> _Description of the task_: Check every line of the entries below for the word "service", then give only the number of lines that have it.

[Component data from apps and pages]
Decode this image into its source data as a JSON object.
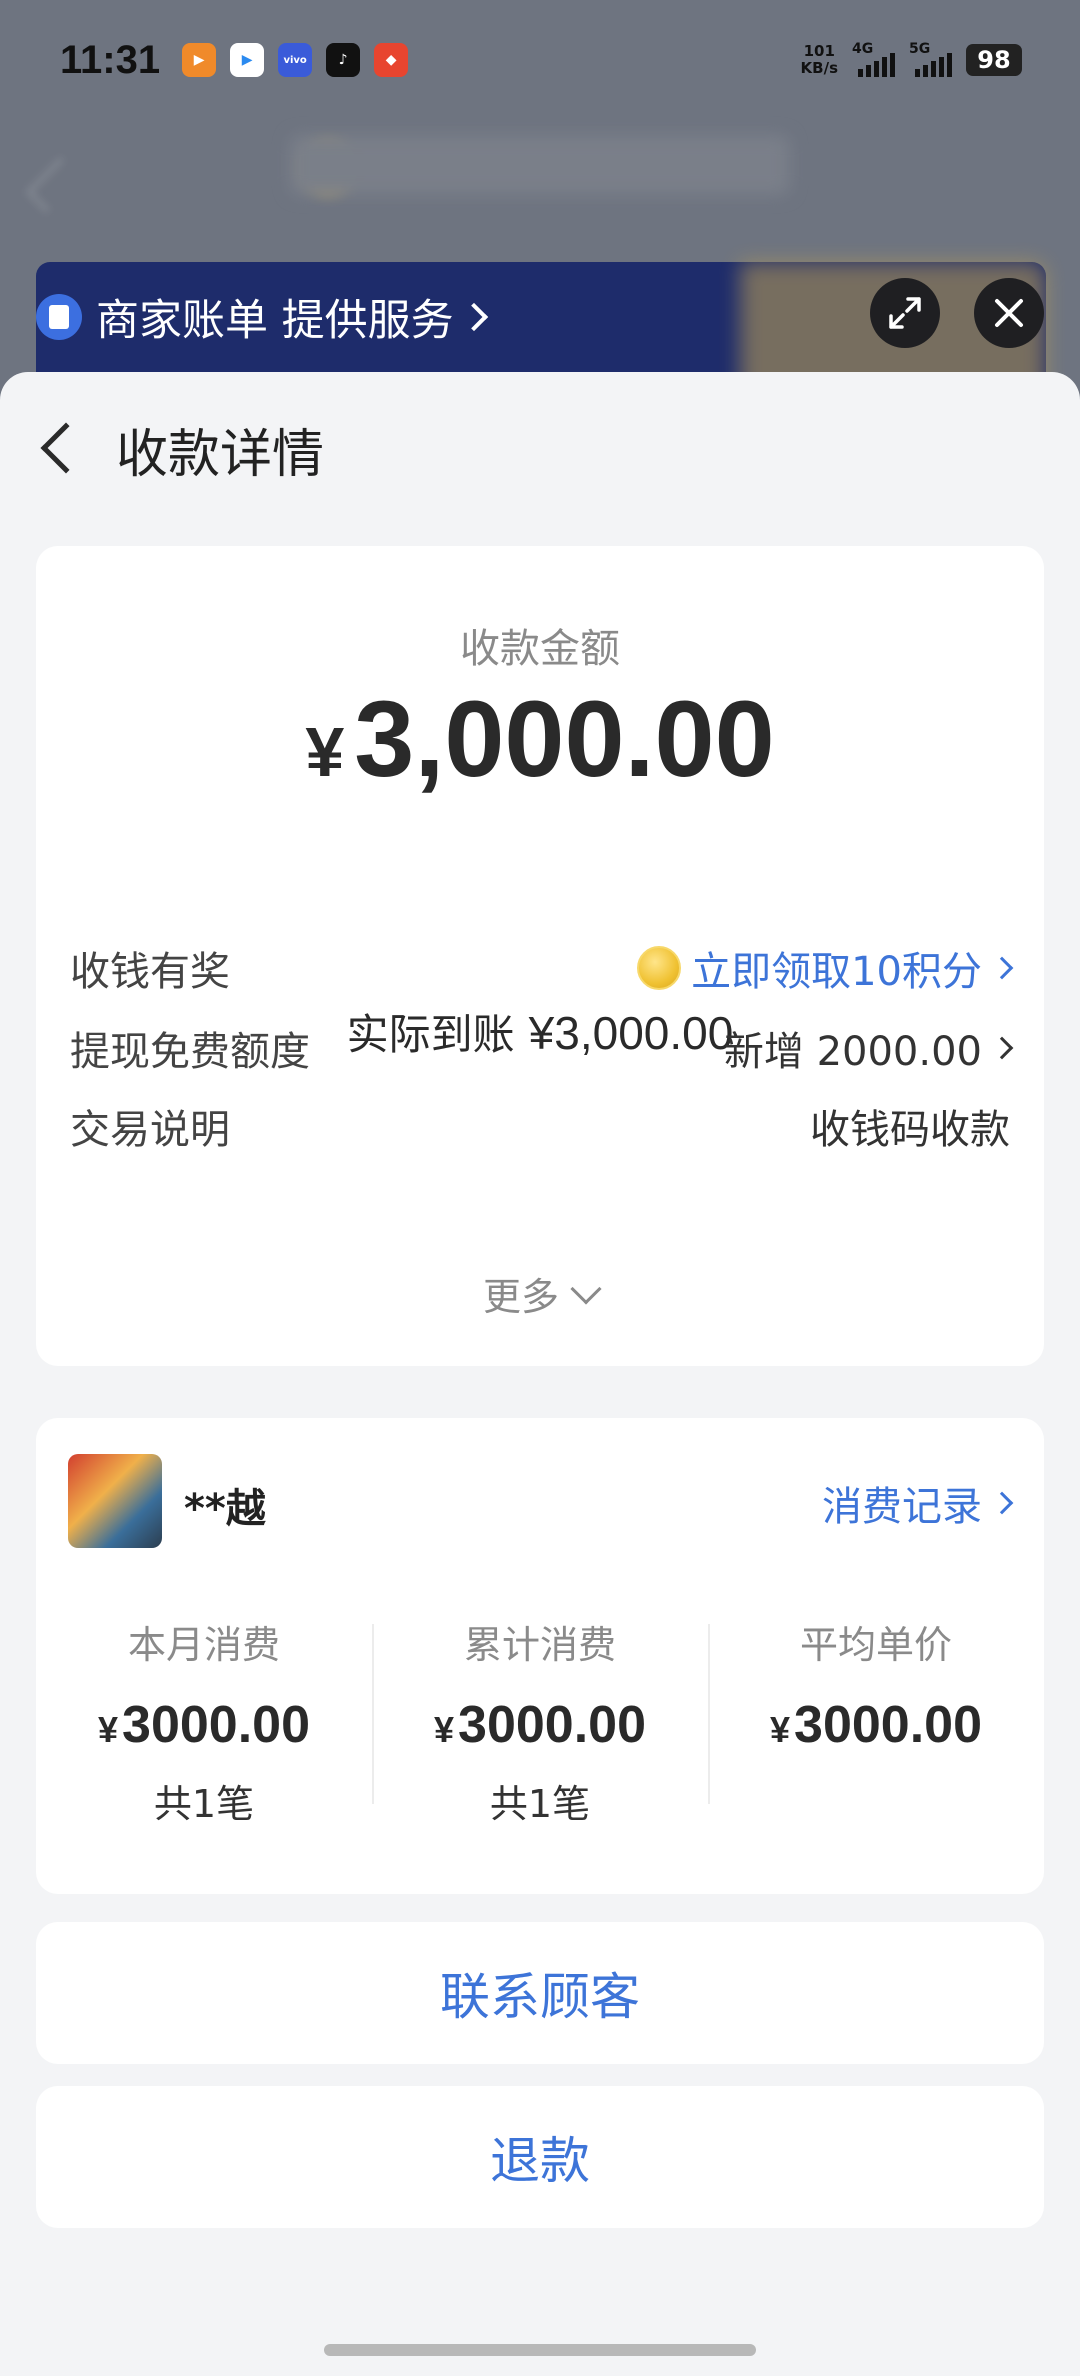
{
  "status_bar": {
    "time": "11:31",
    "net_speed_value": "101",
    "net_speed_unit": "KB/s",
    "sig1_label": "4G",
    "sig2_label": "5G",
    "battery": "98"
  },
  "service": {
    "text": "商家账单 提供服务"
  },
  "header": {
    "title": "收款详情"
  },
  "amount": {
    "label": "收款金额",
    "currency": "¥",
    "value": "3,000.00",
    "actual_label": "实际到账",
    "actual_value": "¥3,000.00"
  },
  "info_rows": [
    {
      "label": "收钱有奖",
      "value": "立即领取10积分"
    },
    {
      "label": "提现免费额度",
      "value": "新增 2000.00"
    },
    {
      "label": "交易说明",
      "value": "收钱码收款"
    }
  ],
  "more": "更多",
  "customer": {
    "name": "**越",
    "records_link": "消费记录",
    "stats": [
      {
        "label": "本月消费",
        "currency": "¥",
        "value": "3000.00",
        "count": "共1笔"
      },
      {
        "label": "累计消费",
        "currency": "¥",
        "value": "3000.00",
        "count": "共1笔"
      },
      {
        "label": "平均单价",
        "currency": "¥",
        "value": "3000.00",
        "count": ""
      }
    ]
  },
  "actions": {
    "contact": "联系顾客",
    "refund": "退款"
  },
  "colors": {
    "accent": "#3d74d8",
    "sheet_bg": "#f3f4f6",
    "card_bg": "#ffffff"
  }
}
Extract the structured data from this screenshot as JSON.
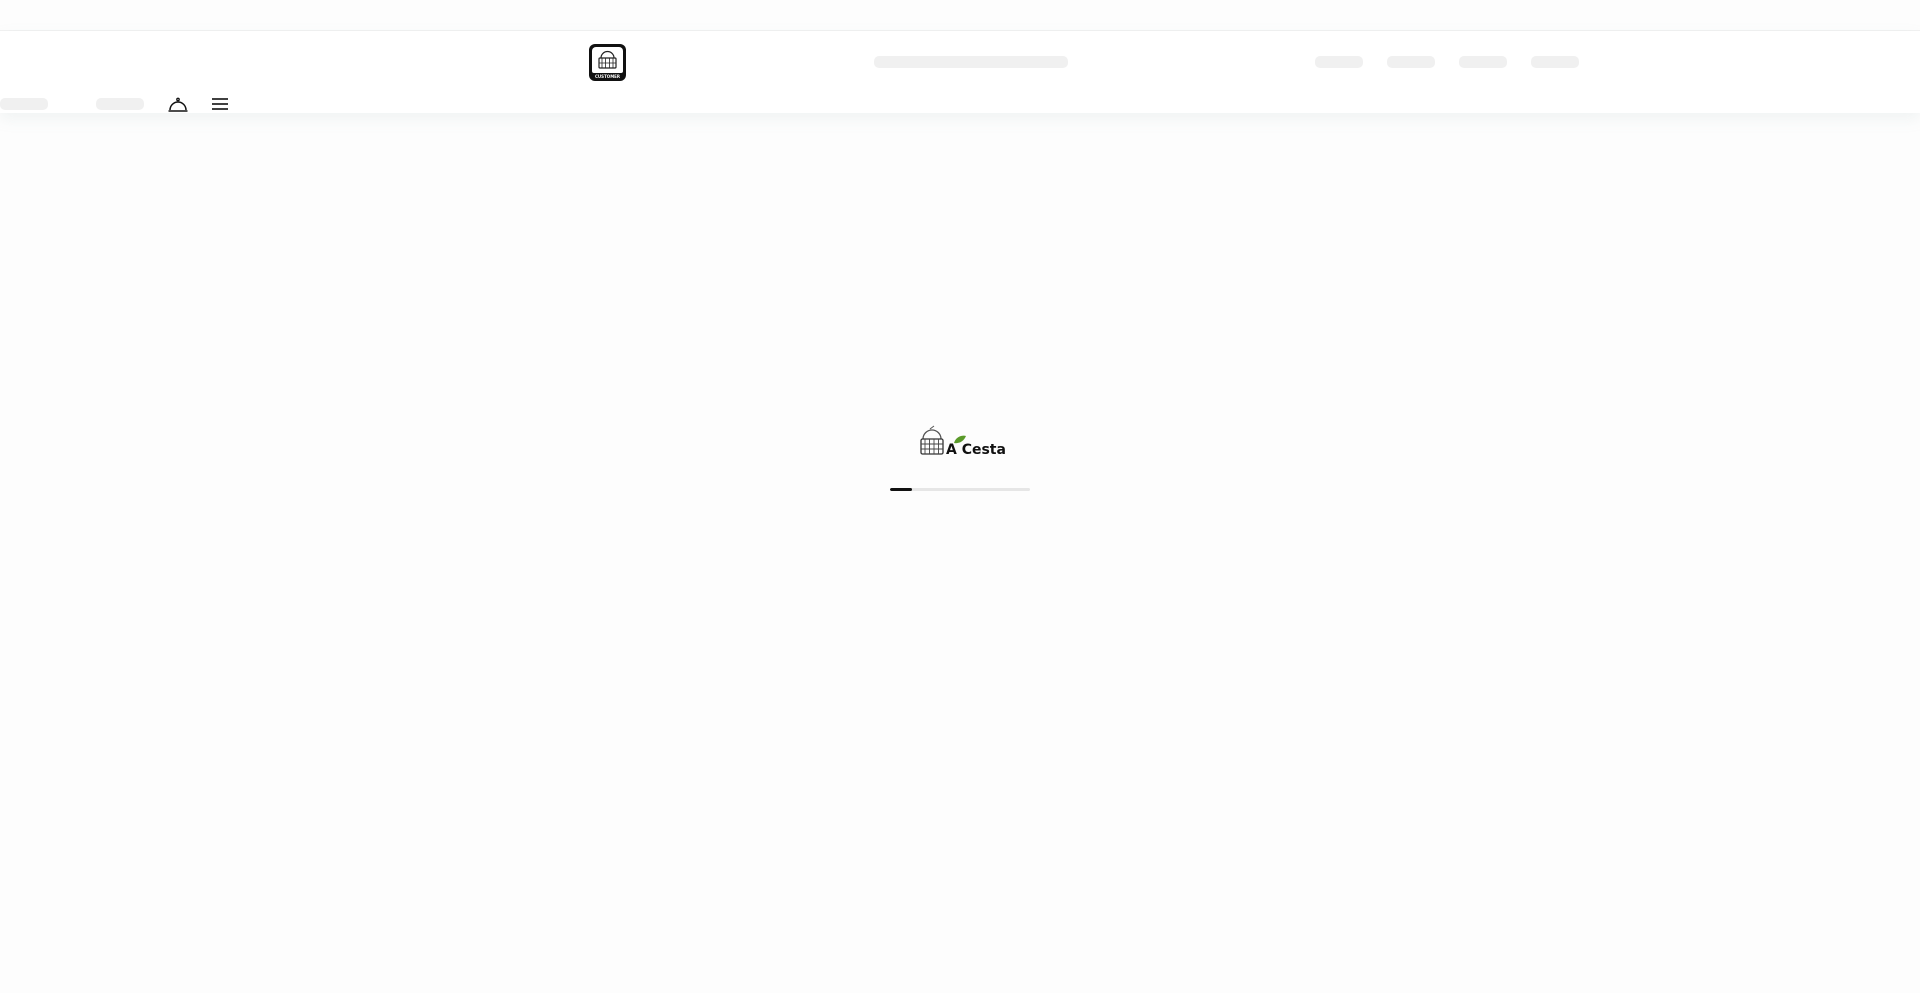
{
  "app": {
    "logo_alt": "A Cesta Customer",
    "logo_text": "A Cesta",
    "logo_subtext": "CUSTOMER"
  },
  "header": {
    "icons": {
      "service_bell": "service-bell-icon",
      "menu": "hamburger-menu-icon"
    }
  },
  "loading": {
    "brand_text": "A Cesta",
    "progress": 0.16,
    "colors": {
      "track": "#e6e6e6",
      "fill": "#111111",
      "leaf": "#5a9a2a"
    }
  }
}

> _Written response_: 2